Baking has become way more polarizing than it should be.
Academy Award monologues, Jay Carney’s facial hair, Pitchfork Festival’s freshly announced headliners. Those can be polarizing. But, honestly, what the hell did cookies ever do to you? (Unless you’re plagued by gluten intolerance in which case, let’s not go there today.)
It’s always the same argument: People love cooking because you can “improvise,” it’s OK if you mess up, there’s no error a little sea salt and/or parmesan can’t fix. People hate baking because it’s scientific, because there are numbers involved (worse, fractions), because you can’t just let the cake sitting in the oven slip your mind when you’re busy doing work and balancing your checkbook on that very luxurious couch.
People don’t understand that baking is a non-threat. It can be much more forgiving than you think.
On a particularly snowy Saturday not long ago, I had every intention of making scones.

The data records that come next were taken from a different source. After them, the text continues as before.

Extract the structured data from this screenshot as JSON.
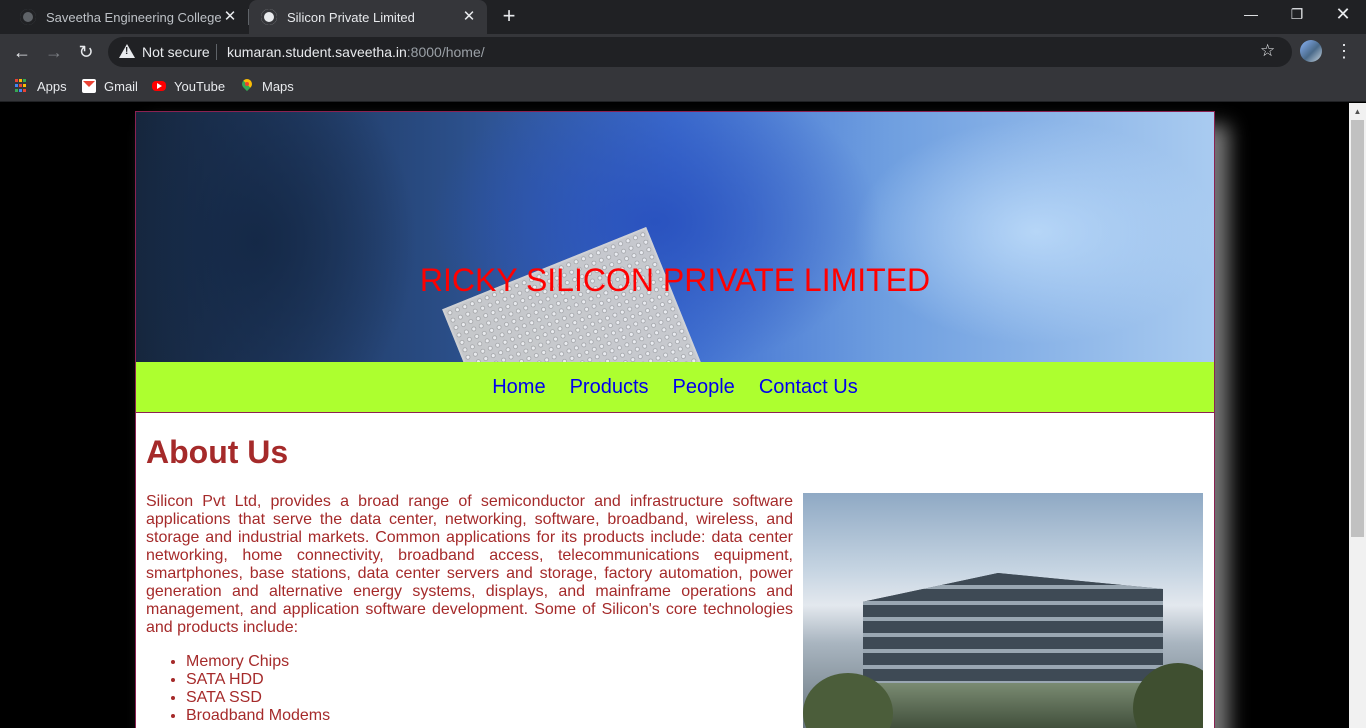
{
  "browser": {
    "tabs": [
      {
        "title": "Saveetha Engineering College",
        "active": false
      },
      {
        "title": "Silicon Private Limited",
        "active": true
      }
    ],
    "address": {
      "security_label": "Not secure",
      "url_host": "kumaran.student.saveetha.in",
      "url_rest": ":8000/home/"
    },
    "bookmarks": [
      {
        "label": "Apps",
        "icon": "apps-grid-icon"
      },
      {
        "label": "Gmail",
        "icon": "gmail-icon"
      },
      {
        "label": "YouTube",
        "icon": "youtube-icon"
      },
      {
        "label": "Maps",
        "icon": "maps-icon"
      }
    ],
    "glyphs": {
      "close": "✕",
      "new_tab": "+",
      "minimize": "—",
      "maximize": "❐",
      "window_close": "✕",
      "back": "←",
      "forward": "→",
      "reload": "↻",
      "star": "☆",
      "menu": "⋮",
      "scroll_up": "▲"
    }
  },
  "site": {
    "banner_title": "RICKY SILICON PRIVATE LIMITED",
    "nav": [
      "Home",
      "Products",
      "People",
      "Contact Us"
    ],
    "about": {
      "heading": "About Us",
      "paragraph": "Silicon Pvt Ltd, provides a broad range of semiconductor and infrastructure software applications that serve the data center, networking, software, broadband, wireless, and storage and industrial markets. Common applications for its products include: data center networking, home connectivity, broadband access, telecommunications equipment, smartphones, base stations, data center servers and storage, factory automation, power generation and alternative energy systems, displays, and mainframe operations and management, and application software development. Some of Silicon's core technologies and products include:",
      "products": [
        "Memory Chips",
        "SATA HDD",
        "SATA SSD",
        "Broadband Modems"
      ]
    }
  }
}
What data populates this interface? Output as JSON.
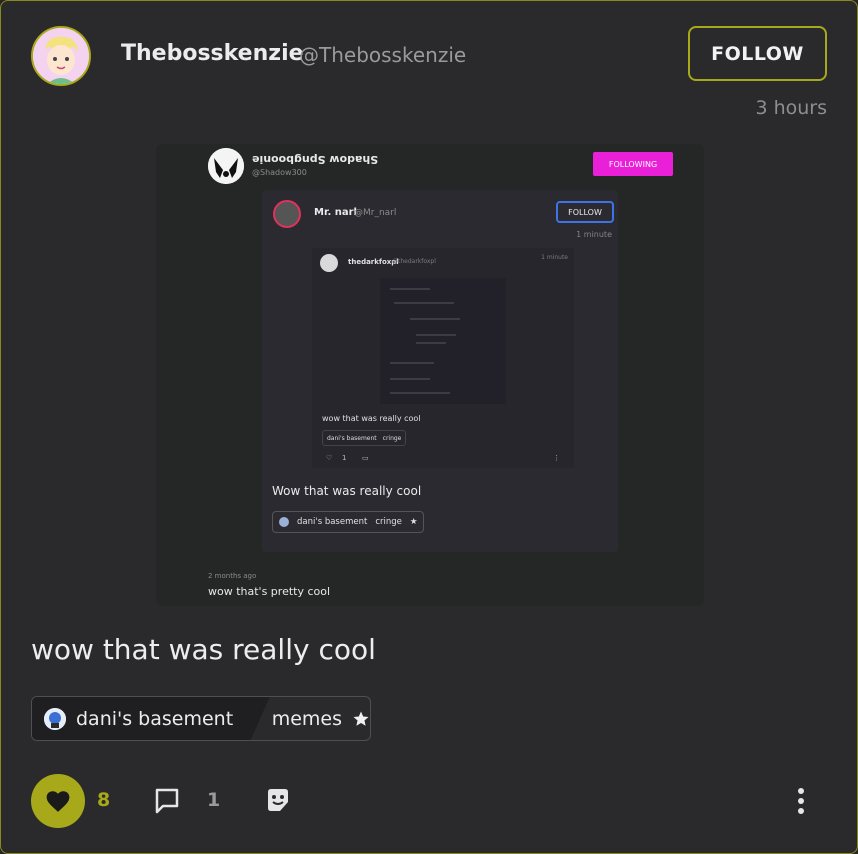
{
  "post": {
    "author_name": "Thebosskenzie",
    "author_handle": "@Thebosskenzie",
    "follow_label": "FOLLOW",
    "time": "3 hours",
    "text": "wow that was really cool"
  },
  "embed": {
    "level1": {
      "name": "Shadow Spngboonie",
      "handle": "@Shadow300",
      "following_label": "FOLLOWING",
      "time": "2 months ago",
      "text": "wow that's pretty cool"
    },
    "level2": {
      "name": "Mr. narl",
      "handle": "@Mr_narl",
      "follow_label": "FOLLOW",
      "time": "1 minute",
      "text": "Wow that was really cool",
      "tag_community": "dani's basement",
      "tag_category": "cringe"
    },
    "level3": {
      "name": "thedarkfoxpl",
      "handle": "@thedarkfoxpl",
      "time": "1 minute",
      "text": "wow that was really cool",
      "tag_community": "dani's basement",
      "tag_category": "cringe",
      "like_count": "1"
    }
  },
  "tag": {
    "community": "dani's basement",
    "category": "memes",
    "icon": "community-avatar-icon",
    "favorite_icon": "star-icon"
  },
  "actions": {
    "like_count": "8",
    "comment_count": "1",
    "like_icon": "heart-icon",
    "comment_icon": "comment-icon",
    "sticker_icon": "sticker-icon",
    "more_icon": "more-vertical-icon"
  },
  "colors": {
    "accent": "#a7a91b",
    "background": "#2a2a2c",
    "following": "#ea1fd8",
    "follow_blue": "#3c74e6"
  }
}
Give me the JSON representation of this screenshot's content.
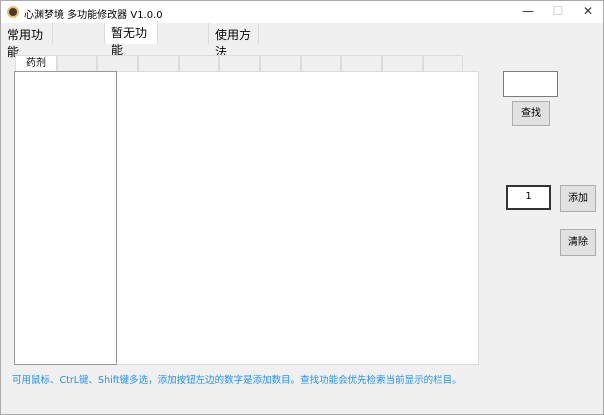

I could envision the Joy the Baker recipe in my head when I scurried around the produce nook at Whole Foods…then I got home and realized I didn’t have anywhere near the necessary amount of butter. (I’m always overestimating the amount of butter in our fridge…I buy it so often and yet, that Land O’Lakes Native American girl/logo is constantly disappearing from my dairy shelf.)
Plan B: pound cake. The recipe called for “Honey Whole Wheat Pound Cake,” but all-purpose flour and the addition of my new WF raspberries seemed like acceptable edits.
All went well until – when pouring the batter into the loaf pan – I realized there was enough to fill the entire damn thing (not just 3/4, the acceptable fill-level in order to prevent chaos and allow room for the cake to rise.) Against my better judgement, I put the way too full pan in the oven, figuring that Joy knows best and I should just let it go.
…Until the sound of sizzling, overflowing batter hitting and smoking from the bottom of the oven filled the living room. Until the kitchen that only an Ewok could fit in started hazing up like L.A. on a “clear” morning.
There are a lot of things I let go to waste (leftover chicken, potatoes that I forget are in my produce drawer, etc.) but a baked good is too coveted to give up on. Amid the burn and haze and constant threat of our old building’s hypersensitive smoke detectors, I ladled out a few scoopfuls of semi-cooked batter until the remaining portion looked like it should have before I ever put it in the oven.
An hour later, we had beautiful, moist pound cake. And an oven that smelled like hell.
Moral(s) of the story: Even the worst baking experiences can be salvaged halfway through. Also, know the actual size of your own pans. Despite my loaf pan “looking” 9×5 (as the recipe called for), a postmortem examination revealed it’s, in fact, 7.5×4.5. Oops.
Honey Raspberry Pound Cake
Makes one 9×5 inch loaf. Adapted from the Joy the Baker Cookbook.
2.25 c all-purpose flour
2 tsp baking powder
1/2 tsp baking soda
1 tsp salt
3/4 c softened, unsalted butter
1 c granulated sugar
1/2 c honey
3 large eggs
2 tsp vanilla extract
1 c buttermilk (Pro Tip: I’ve never bought buttermilk. You can make your own quickly by pouring 1 cup of milk over 1 tbsp of lemon juice or white vinegar. Stir and let rest for 2 minutes.)
3/4 small carton of raspberries, rinsed
Preheat the oven to 350° with a rack lined up in the center. Grease your 9×5 loaf pan and set aside.
In a large bowl, mix the dry ingredients (flour, powder, soda and salt.) In a separate bowl, mix together the butter, sugar and and honey until soft and well-incorporated. Stir in the eggs one at a time, mixing for a solid minute in between each. Add the vanilla.
Next, add half of the dry mixture to the buttery bowl. Slowly pour/mix in the buttermilk and stir well. Then, add the remaining flour mix and stir until smooth. Finally, pour in the berries. You don’t want to mix these in too hard because they’re pretty fragile and you want them to retain their shape, not explode and turn your batter blue before baking even begins.
Gently pour the batter into you 9×5 (PLEASE) pan – the batter should only fill the pan 75% of the way up. If you somehow find yourself with a surplus, make a second small loaf or throw it in a muffin tin, just don’t overfill the pan.
Let the cake bake for 55-65 minutes, or until a toothpick poked into the center comes out crumb-less. Let it cool in the pan for at least 20 minutes before popping it out.
Of course, before you try any of this, you might want to make sure your oven has a self-cleaning function.